Recorded data

┄┄┄┄┄┄

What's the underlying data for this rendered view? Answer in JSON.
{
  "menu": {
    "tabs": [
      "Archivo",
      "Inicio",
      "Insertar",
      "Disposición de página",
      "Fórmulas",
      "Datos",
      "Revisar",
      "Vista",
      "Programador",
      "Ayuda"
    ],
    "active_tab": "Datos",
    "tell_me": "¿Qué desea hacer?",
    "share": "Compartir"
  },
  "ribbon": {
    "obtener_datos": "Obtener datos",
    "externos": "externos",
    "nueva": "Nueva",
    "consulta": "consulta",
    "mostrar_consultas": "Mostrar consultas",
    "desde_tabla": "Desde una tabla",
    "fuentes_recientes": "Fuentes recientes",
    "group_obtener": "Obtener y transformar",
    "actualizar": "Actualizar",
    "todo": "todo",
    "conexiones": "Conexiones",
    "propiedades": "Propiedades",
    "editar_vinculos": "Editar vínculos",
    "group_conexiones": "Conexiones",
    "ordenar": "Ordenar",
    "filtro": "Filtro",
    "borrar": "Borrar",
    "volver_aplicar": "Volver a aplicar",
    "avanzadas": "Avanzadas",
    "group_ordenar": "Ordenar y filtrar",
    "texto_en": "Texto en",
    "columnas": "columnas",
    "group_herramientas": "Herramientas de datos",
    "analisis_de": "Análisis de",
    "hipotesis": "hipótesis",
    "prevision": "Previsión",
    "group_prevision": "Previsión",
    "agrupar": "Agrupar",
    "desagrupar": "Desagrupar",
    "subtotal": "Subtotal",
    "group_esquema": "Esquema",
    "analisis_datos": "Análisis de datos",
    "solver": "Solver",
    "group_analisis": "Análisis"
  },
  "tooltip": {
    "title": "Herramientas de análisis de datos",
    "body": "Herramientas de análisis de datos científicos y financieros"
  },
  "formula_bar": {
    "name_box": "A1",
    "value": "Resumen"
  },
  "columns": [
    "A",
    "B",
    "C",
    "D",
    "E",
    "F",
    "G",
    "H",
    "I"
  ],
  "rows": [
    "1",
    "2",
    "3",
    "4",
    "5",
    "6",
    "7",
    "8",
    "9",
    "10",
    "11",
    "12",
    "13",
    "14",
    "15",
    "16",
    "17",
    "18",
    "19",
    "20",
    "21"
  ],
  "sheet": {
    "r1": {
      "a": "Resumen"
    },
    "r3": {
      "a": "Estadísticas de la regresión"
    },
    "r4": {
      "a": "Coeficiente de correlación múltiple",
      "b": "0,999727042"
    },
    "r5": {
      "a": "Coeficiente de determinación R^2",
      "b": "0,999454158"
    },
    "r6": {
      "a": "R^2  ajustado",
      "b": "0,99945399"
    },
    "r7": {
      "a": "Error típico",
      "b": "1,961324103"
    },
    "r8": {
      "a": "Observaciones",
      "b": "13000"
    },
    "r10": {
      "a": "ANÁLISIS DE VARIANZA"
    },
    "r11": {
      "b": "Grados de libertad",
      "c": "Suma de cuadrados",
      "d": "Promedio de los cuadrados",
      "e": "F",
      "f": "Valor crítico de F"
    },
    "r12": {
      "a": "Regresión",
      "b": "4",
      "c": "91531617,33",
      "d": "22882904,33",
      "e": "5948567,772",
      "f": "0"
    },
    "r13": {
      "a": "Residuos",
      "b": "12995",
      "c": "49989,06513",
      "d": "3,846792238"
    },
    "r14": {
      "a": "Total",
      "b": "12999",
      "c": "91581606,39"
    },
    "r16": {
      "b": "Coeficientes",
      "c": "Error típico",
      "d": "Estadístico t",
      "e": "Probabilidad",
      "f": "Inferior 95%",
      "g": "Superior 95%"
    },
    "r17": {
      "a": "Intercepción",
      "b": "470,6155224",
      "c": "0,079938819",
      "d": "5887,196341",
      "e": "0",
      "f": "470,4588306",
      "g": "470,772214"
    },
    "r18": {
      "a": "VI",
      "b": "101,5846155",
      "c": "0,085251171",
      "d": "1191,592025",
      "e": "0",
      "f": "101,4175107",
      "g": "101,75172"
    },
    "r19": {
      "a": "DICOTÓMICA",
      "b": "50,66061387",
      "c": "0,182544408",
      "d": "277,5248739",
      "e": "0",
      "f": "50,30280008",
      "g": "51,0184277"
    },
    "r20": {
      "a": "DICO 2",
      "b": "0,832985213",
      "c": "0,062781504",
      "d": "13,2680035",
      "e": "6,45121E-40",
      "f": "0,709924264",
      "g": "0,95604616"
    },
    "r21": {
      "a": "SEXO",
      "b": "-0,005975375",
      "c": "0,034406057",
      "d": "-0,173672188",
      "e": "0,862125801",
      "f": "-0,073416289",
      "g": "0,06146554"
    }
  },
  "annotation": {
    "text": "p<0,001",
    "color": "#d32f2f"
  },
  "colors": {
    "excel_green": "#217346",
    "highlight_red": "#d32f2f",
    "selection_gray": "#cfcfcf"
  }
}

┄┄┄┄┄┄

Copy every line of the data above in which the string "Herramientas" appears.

    "group_herramientas": "Herramientas de datos",
    "title": "Herramientas de análisis de datos",
    "body": "Herramientas de análisis de datos científicos y financieros"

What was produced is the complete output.